Cat Tongue Facts

Cat tongue

A cat's tongue is truly an amazing organ. In fact, it's like a feline Swiss army knife that can be used for multiple purposes. If you've never taken time to contemplate your cat's tongue before, you have to find out what you've been missing.

Amazing Features of the Feline Tongue

The Tongue Is Covered in Barbs

If you've ever been licked by a cat, you can't help noticing the sandpaper-like texture. The reason the tongue is so rough is that it's covered in tiny barbs called filiform papillae which are made from keratin, the same material fingernails are made from. These barbs face toward the cat's throat and help push food in that direction for swallowing. Cats also use these barbs to scrape meat from bones when they eat.

It's the Perfect Grooming Tool

Cat licking paw

The tongue's rough texture is perfect for grooming. As the cat licks, loose hairs and other debris are caught on the barbs and removed from the coat. However, this can also lead to the formation of hairballs if you don't brush your pet often enough. Since the loose hairs are gathered by the barbs and directed toward the throat, the cat winds up swallowing the hairs. They collect in the stomach and form undigestible masses that can lead to blockages if the cat doesn't cough them back up.

Cat Tongues Have Limited Tastebud Sensitivity

A cat's tongue isn't very good at discerning flavors because it doesn't have many tastebuds. In fact, it's largely insensitive to salt and sugar. Instead, cats seem to be attracted to the texture of particular foods on their tongues.

The Tongue Tests Food Temperature

Cats aren't fond of extremes, especially when it comes to their food. Overall, they tend to prefer foods at room temperature, and they use their tongues to test whether food is too hot, too cold, or just right.

Bathing Produces Evaporative Cooling

Cats actually use their tongues to cool off by grooming themselves. As they lick, the moisture left on the fur produces an evaporative cooling effect similar to sweating in humans.

Cat Tongues Lap Water in a Unique Way

Cat lapping milk

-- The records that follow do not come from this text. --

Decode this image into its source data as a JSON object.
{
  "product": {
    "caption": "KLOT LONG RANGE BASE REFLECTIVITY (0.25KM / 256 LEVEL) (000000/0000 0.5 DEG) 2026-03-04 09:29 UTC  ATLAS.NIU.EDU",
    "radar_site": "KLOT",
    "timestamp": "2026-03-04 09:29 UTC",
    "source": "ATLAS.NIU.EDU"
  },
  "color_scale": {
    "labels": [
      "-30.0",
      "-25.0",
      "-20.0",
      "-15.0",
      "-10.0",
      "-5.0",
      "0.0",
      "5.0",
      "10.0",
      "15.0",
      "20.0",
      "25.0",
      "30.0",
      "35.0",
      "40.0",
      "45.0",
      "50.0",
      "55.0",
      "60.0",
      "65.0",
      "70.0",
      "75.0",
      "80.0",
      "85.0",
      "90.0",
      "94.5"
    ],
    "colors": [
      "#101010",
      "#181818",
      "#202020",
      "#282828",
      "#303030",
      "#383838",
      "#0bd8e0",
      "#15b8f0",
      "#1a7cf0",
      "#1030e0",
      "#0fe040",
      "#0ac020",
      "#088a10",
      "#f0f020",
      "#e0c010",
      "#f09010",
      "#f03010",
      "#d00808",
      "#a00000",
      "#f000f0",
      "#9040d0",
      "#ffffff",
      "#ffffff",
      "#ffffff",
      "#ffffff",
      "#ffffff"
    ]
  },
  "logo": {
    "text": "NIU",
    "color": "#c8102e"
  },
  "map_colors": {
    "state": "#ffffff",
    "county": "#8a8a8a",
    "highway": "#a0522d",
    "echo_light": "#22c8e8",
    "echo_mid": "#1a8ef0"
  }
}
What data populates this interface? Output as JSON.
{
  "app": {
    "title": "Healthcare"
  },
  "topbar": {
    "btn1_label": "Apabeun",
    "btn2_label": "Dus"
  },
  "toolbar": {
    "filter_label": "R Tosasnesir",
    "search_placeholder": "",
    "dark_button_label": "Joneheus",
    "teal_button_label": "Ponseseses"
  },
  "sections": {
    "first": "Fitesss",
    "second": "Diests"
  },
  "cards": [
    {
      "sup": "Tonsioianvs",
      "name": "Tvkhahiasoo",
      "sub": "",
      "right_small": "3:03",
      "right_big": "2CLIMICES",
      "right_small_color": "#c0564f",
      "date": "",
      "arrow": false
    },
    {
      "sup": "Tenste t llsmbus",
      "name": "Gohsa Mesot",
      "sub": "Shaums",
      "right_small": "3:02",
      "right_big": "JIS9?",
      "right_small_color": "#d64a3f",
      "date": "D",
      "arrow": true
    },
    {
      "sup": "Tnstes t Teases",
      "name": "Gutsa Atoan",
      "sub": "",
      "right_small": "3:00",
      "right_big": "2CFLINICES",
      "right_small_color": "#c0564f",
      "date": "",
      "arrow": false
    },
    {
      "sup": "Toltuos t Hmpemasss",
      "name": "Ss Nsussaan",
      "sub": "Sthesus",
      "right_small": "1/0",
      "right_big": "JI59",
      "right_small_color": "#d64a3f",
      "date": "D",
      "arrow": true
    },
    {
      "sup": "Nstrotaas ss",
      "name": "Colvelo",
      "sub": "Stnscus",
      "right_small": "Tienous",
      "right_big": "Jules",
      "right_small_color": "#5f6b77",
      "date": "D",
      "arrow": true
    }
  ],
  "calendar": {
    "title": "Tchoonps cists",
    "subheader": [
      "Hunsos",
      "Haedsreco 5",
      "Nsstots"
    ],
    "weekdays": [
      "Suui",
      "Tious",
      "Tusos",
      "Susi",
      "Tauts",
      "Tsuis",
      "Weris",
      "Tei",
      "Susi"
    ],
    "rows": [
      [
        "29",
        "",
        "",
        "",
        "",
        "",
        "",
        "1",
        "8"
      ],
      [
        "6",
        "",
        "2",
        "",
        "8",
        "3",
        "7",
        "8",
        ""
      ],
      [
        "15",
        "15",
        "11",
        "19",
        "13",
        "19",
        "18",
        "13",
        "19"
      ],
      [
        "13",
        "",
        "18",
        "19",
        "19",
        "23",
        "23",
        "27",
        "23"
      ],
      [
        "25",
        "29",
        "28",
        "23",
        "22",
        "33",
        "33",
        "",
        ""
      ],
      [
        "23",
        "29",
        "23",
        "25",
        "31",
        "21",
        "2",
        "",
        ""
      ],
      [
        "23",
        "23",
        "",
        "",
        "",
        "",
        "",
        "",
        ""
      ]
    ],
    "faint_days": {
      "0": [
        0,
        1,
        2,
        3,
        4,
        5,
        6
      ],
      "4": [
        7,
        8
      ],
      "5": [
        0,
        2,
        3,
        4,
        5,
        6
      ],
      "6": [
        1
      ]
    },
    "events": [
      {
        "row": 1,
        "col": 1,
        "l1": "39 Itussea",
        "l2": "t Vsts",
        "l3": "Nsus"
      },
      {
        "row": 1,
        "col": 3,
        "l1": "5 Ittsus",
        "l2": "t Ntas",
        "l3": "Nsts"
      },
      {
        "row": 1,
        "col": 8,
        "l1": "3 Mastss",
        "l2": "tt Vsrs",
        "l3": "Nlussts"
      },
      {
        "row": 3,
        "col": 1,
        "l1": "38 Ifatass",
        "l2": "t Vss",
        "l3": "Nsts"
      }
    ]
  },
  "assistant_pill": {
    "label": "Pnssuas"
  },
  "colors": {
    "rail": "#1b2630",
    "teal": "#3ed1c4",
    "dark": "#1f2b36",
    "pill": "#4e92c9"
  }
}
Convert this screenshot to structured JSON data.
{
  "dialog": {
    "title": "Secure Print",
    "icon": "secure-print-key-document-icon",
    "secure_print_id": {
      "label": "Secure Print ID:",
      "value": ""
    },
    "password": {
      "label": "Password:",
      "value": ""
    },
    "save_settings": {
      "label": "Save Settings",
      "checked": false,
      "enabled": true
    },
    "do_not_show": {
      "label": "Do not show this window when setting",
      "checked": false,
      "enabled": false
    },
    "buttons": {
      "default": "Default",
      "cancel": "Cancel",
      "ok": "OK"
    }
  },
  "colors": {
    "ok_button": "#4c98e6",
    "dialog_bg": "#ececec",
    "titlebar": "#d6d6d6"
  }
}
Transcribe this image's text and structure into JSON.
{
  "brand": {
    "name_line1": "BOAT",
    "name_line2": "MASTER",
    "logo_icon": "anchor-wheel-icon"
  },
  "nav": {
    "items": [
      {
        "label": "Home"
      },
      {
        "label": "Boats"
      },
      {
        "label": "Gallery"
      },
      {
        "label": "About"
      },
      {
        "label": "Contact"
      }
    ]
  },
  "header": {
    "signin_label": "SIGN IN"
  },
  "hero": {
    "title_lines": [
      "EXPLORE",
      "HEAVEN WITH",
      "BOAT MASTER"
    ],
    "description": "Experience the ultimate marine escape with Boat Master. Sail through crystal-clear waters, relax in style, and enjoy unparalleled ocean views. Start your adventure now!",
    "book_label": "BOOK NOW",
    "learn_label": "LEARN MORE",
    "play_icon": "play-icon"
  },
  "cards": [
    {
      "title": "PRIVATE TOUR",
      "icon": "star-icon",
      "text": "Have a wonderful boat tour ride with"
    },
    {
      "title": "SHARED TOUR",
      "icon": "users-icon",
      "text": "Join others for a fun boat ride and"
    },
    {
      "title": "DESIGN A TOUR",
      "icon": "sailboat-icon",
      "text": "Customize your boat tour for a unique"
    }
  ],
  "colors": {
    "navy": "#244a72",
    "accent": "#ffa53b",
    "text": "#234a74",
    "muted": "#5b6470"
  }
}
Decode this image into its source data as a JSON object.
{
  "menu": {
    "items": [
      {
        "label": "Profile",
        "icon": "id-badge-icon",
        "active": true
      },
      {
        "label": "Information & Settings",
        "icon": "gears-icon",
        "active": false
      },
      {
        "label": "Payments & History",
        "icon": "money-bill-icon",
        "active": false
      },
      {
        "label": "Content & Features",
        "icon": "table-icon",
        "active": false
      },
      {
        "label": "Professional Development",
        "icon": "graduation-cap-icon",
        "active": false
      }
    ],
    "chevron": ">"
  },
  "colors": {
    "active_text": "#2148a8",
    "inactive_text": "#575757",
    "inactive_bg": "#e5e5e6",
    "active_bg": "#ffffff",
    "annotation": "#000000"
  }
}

One of the most amazing facts of all is how cats use their tongues to drink. Unlike dogs that tend to slop water all over when they drink, cats are dainty drinkers because of the way they use their tongues.

A cat simply touches the tip of her tongue to the surface of the water and then quickly pulls it back up. This creates a column of water that the cat quickly closes her mouth around to trap the water inside just before it would naturally succumb to gravity and fall back into the dish. Since a cat laps about four times per second, this works out to a rate somewhere between four and five teaspoons of liquid consumed per second.

The Best Thing About Cat Tongues

Of all the things cats use their tongues for, showing affection is the one that has the most positive effect on their owners. Kittens learn about licking from their mamas who lick them as they care for them. When your cat licks you, she's showing you she cares for you, and this is a generous expression since many felines tend to be somewhat aloof. Remember that and realize how lucky you are the next time you feel that rough tongue bathing the back of your hand.

Cat Tongue Facts